In the earlier days of the conflict the Palestinians expressed little interest in the two state solution because they saw it as artificial and, more importantly, were clearly not inclined to offering the Israelis a parallel right to a state. Later they came to accept a two state solution but not with full enthusiasm. But a second Obama administration will be in a much better position to inaugurate a state even though conditions are more difficult. Interestingly, there is more enthusiasm for building a Palestinian state among global leaders and Europeans than from the Palestinians themselves. A Palestinian state in the future will provide one barrier against extremism and help with forging coalitions with Iran and other Islamists.
The next president will have to approach the Israeli-Palestinian conflict with skill and sensitivity. There’s a danger that a two state solution is an American solution or, even worse, an Israeli one rather than a mulilateral solution.
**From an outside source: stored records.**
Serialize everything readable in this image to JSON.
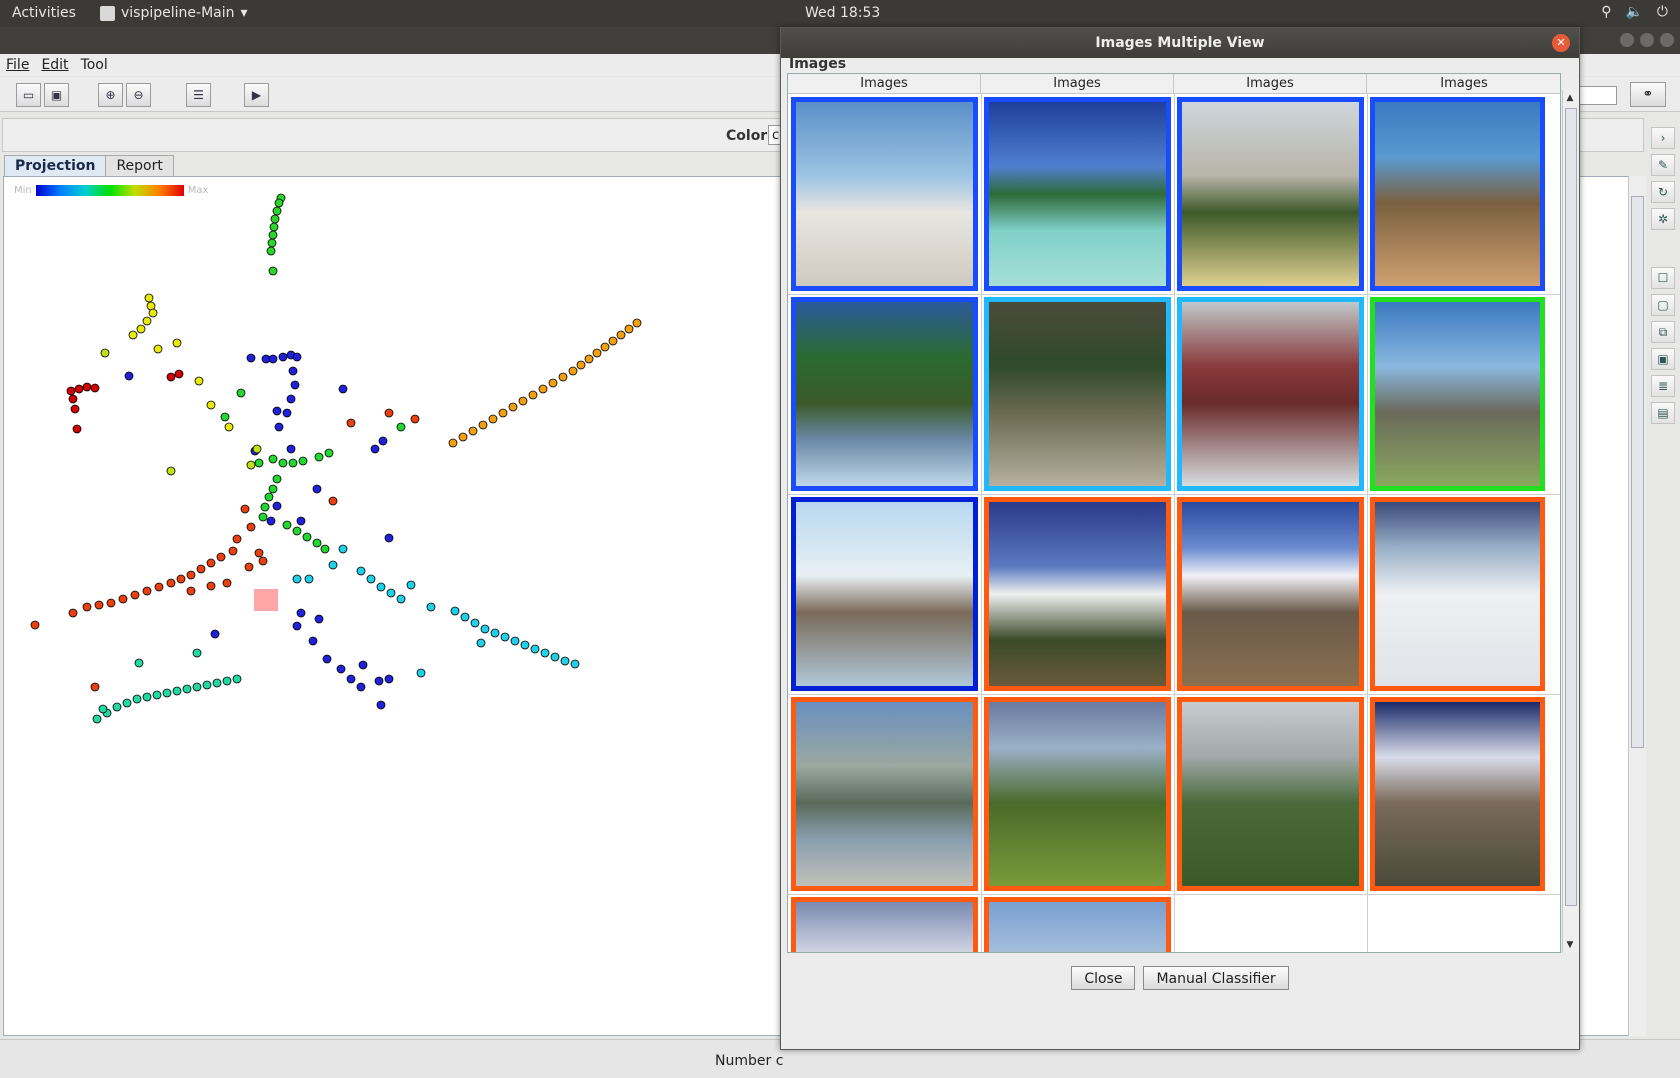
{
  "topbar": {
    "activities": "Activities",
    "app_name": "vispipeline-Main",
    "clock": "Wed 18:53",
    "tray_icons": [
      "accessibility-icon",
      "volume-icon",
      "power-icon"
    ]
  },
  "menu": {
    "file": "File",
    "edit": "Edit",
    "tool": "Tool"
  },
  "toolbar": {
    "open_icon": "folder-open-icon",
    "save_icon": "save-icon",
    "zoom_in_icon": "zoom-in-icon",
    "zoom_out_icon": "zoom-out-icon",
    "settings_icon": "list-settings-icon",
    "run_icon": "play-icon",
    "find_icon": "binoculars-icon"
  },
  "colorbar": {
    "label": "Color",
    "value": "co"
  },
  "tabs": {
    "projection": "Projection",
    "report": "Report"
  },
  "legend": {
    "min": "Min",
    "max": "Max"
  },
  "status": {
    "text": "Number c"
  },
  "colors": {
    "accent_blue": "#1a4cff",
    "border_orange": "#ff5a10"
  },
  "scatter_groups": [
    {
      "color": "#2ad62a",
      "pts": [
        [
          280,
          197
        ],
        [
          278,
          202
        ],
        [
          276,
          210
        ],
        [
          274,
          218
        ],
        [
          273,
          226
        ],
        [
          272,
          234
        ],
        [
          271,
          242
        ],
        [
          270,
          250
        ],
        [
          272,
          270
        ]
      ]
    },
    {
      "color": "#e8e80a",
      "pts": [
        [
          148,
          297
        ],
        [
          150,
          305
        ],
        [
          152,
          312
        ],
        [
          146,
          320
        ],
        [
          140,
          328
        ],
        [
          132,
          334
        ],
        [
          157,
          348
        ],
        [
          176,
          342
        ],
        [
          198,
          380
        ],
        [
          210,
          404
        ],
        [
          228,
          426
        ]
      ]
    },
    {
      "color": "#d00000",
      "pts": [
        [
          70,
          390
        ],
        [
          78,
          388
        ],
        [
          86,
          386
        ],
        [
          94,
          387
        ],
        [
          72,
          398
        ],
        [
          74,
          408
        ],
        [
          76,
          428
        ],
        [
          170,
          376
        ],
        [
          178,
          373
        ]
      ]
    },
    {
      "color": "#2020d8",
      "pts": [
        [
          250,
          357
        ],
        [
          265,
          358
        ],
        [
          272,
          358
        ],
        [
          282,
          356
        ],
        [
          290,
          354
        ],
        [
          296,
          356
        ],
        [
          292,
          370
        ],
        [
          294,
          384
        ],
        [
          290,
          398
        ],
        [
          286,
          412
        ],
        [
          276,
          410
        ],
        [
          278,
          426
        ],
        [
          128,
          375
        ],
        [
          342,
          388
        ],
        [
          382,
          440
        ],
        [
          374,
          448
        ],
        [
          290,
          448
        ],
        [
          254,
          450
        ],
        [
          316,
          488
        ],
        [
          300,
          520
        ],
        [
          270,
          520
        ],
        [
          276,
          505
        ],
        [
          388,
          537
        ],
        [
          214,
          633
        ],
        [
          296,
          625
        ],
        [
          300,
          612
        ],
        [
          318,
          618
        ],
        [
          312,
          640
        ],
        [
          326,
          658
        ],
        [
          340,
          668
        ],
        [
          350,
          678
        ],
        [
          360,
          686
        ],
        [
          378,
          680
        ],
        [
          388,
          678
        ],
        [
          380,
          704
        ],
        [
          362,
          664
        ]
      ]
    },
    {
      "color": "#20d830",
      "pts": [
        [
          258,
          462
        ],
        [
          272,
          458
        ],
        [
          282,
          462
        ],
        [
          292,
          462
        ],
        [
          302,
          460
        ],
        [
          318,
          456
        ],
        [
          328,
          452
        ],
        [
          276,
          478
        ],
        [
          272,
          488
        ],
        [
          268,
          496
        ],
        [
          264,
          506
        ],
        [
          262,
          516
        ],
        [
          286,
          524
        ],
        [
          296,
          530
        ],
        [
          306,
          536
        ],
        [
          316,
          542
        ],
        [
          324,
          548
        ],
        [
          240,
          392
        ],
        [
          224,
          416
        ],
        [
          400,
          426
        ]
      ]
    },
    {
      "color": "#f0a010",
      "pts": [
        [
          636,
          322
        ],
        [
          628,
          328
        ],
        [
          620,
          334
        ],
        [
          612,
          340
        ],
        [
          604,
          346
        ],
        [
          596,
          352
        ],
        [
          588,
          358
        ],
        [
          580,
          364
        ],
        [
          572,
          370
        ],
        [
          562,
          376
        ],
        [
          552,
          382
        ],
        [
          542,
          388
        ],
        [
          532,
          394
        ],
        [
          522,
          400
        ],
        [
          512,
          406
        ],
        [
          502,
          412
        ],
        [
          492,
          418
        ],
        [
          482,
          424
        ],
        [
          472,
          430
        ],
        [
          462,
          436
        ],
        [
          452,
          442
        ]
      ]
    },
    {
      "color": "#e84010",
      "pts": [
        [
          350,
          422
        ],
        [
          388,
          412
        ],
        [
          414,
          418
        ],
        [
          332,
          500
        ],
        [
          244,
          508
        ],
        [
          250,
          526
        ],
        [
          236,
          538
        ],
        [
          232,
          550
        ],
        [
          220,
          556
        ],
        [
          210,
          562
        ],
        [
          200,
          568
        ],
        [
          190,
          574
        ],
        [
          180,
          578
        ],
        [
          170,
          582
        ],
        [
          158,
          586
        ],
        [
          146,
          590
        ],
        [
          134,
          594
        ],
        [
          122,
          598
        ],
        [
          110,
          602
        ],
        [
          98,
          604
        ],
        [
          86,
          606
        ],
        [
          72,
          612
        ],
        [
          34,
          624
        ],
        [
          190,
          590
        ],
        [
          210,
          585
        ],
        [
          226,
          582
        ],
        [
          258,
          552
        ],
        [
          262,
          560
        ],
        [
          248,
          566
        ],
        [
          94,
          686
        ]
      ]
    },
    {
      "color": "#20d0e8",
      "pts": [
        [
          360,
          570
        ],
        [
          370,
          578
        ],
        [
          380,
          586
        ],
        [
          390,
          592
        ],
        [
          400,
          598
        ],
        [
          410,
          584
        ],
        [
          430,
          606
        ],
        [
          454,
          610
        ],
        [
          464,
          616
        ],
        [
          474,
          622
        ],
        [
          484,
          628
        ],
        [
          494,
          632
        ],
        [
          504,
          636
        ],
        [
          514,
          640
        ],
        [
          524,
          644
        ],
        [
          534,
          648
        ],
        [
          544,
          652
        ],
        [
          554,
          656
        ],
        [
          564,
          660
        ],
        [
          574,
          663
        ],
        [
          342,
          548
        ],
        [
          332,
          564
        ],
        [
          308,
          578
        ],
        [
          296,
          578
        ],
        [
          420,
          672
        ],
        [
          480,
          642
        ]
      ]
    },
    {
      "color": "#20d8a0",
      "pts": [
        [
          96,
          718
        ],
        [
          106,
          712
        ],
        [
          116,
          706
        ],
        [
          126,
          702
        ],
        [
          136,
          698
        ],
        [
          146,
          696
        ],
        [
          156,
          694
        ],
        [
          166,
          692
        ],
        [
          176,
          690
        ],
        [
          186,
          688
        ],
        [
          196,
          686
        ],
        [
          206,
          684
        ],
        [
          216,
          682
        ],
        [
          226,
          680
        ],
        [
          236,
          678
        ],
        [
          138,
          662
        ],
        [
          196,
          652
        ],
        [
          102,
          708
        ]
      ]
    },
    {
      "color": "#c0e010",
      "pts": [
        [
          170,
          470
        ],
        [
          104,
          352
        ],
        [
          250,
          464
        ],
        [
          256,
          448
        ]
      ]
    }
  ],
  "dialog": {
    "title": "Images Multiple View",
    "caption": "Images",
    "columns": [
      "Images",
      "Images",
      "Images",
      "Images"
    ],
    "close_button": "Close",
    "manual_button": "Manual Classifier",
    "cells": [
      {
        "border": "#1a4cff",
        "scene": "beach-people-icon"
      },
      {
        "border": "#1a4cff",
        "scene": "tropical-island-icon"
      },
      {
        "border": "#1a4cff",
        "scene": "resort-sailboats-icon"
      },
      {
        "border": "#1a4cff",
        "scene": "beach-kayaks-icon"
      },
      {
        "border": "#1a4cff",
        "scene": "palm-huts-icon"
      },
      {
        "border": "#20b8ff",
        "scene": "ruins-statue-icon"
      },
      {
        "border": "#20b8ff",
        "scene": "temple-interior-icon"
      },
      {
        "border": "#20e020",
        "scene": "elephant-icon"
      },
      {
        "border": "#0020d8",
        "scene": "driftwood-icon"
      },
      {
        "border": "#ff5a10",
        "scene": "snow-peak-icon"
      },
      {
        "border": "#ff5a10",
        "scene": "snowy-mountain-icon"
      },
      {
        "border": "#ff5a10",
        "scene": "climber-snow-icon"
      },
      {
        "border": "#ff5a10",
        "scene": "mountain-lake-icon"
      },
      {
        "border": "#ff5a10",
        "scene": "valley-village-icon"
      },
      {
        "border": "#ff5a10",
        "scene": "green-hills-icon"
      },
      {
        "border": "#ff5a10",
        "scene": "canyon-icon"
      },
      {
        "border": "#ff5a10",
        "scene": "alpine-lake-icon"
      },
      {
        "border": "#ff5a10",
        "scene": "aerial-clouds-icon"
      }
    ]
  }
}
Many Palestinians feel that the idea of statehood has been distorted and that anything they agree upon would be something other than their own.
There is a real chance that statehood could dissolve into the background as a Palestinian achievement. There’s so much cynicism and lack of confidence in the process that both sides see statehood is an impossible achievement. But Obama is actually in a better position than any previous president to resuscitate the two state solution because of his ability to speak to diverse audiences and thereby improve America’s standing. If Obama actually became engaged in the Middle East peace process and deployed all of his powers of diplomacy he just might succeed.
The world is growing weary of the endless repetition of issues such as security, refugees, Jerusalem, and borders. The entire peace process is filled with slogans and clichés about peace that does not get anyone any closer to goals. Obama is in a position to find a new language to reconnect both sides to their national aspirations and do it in such a way that all sides are strengthened. All of this of course is assuming he is reelected.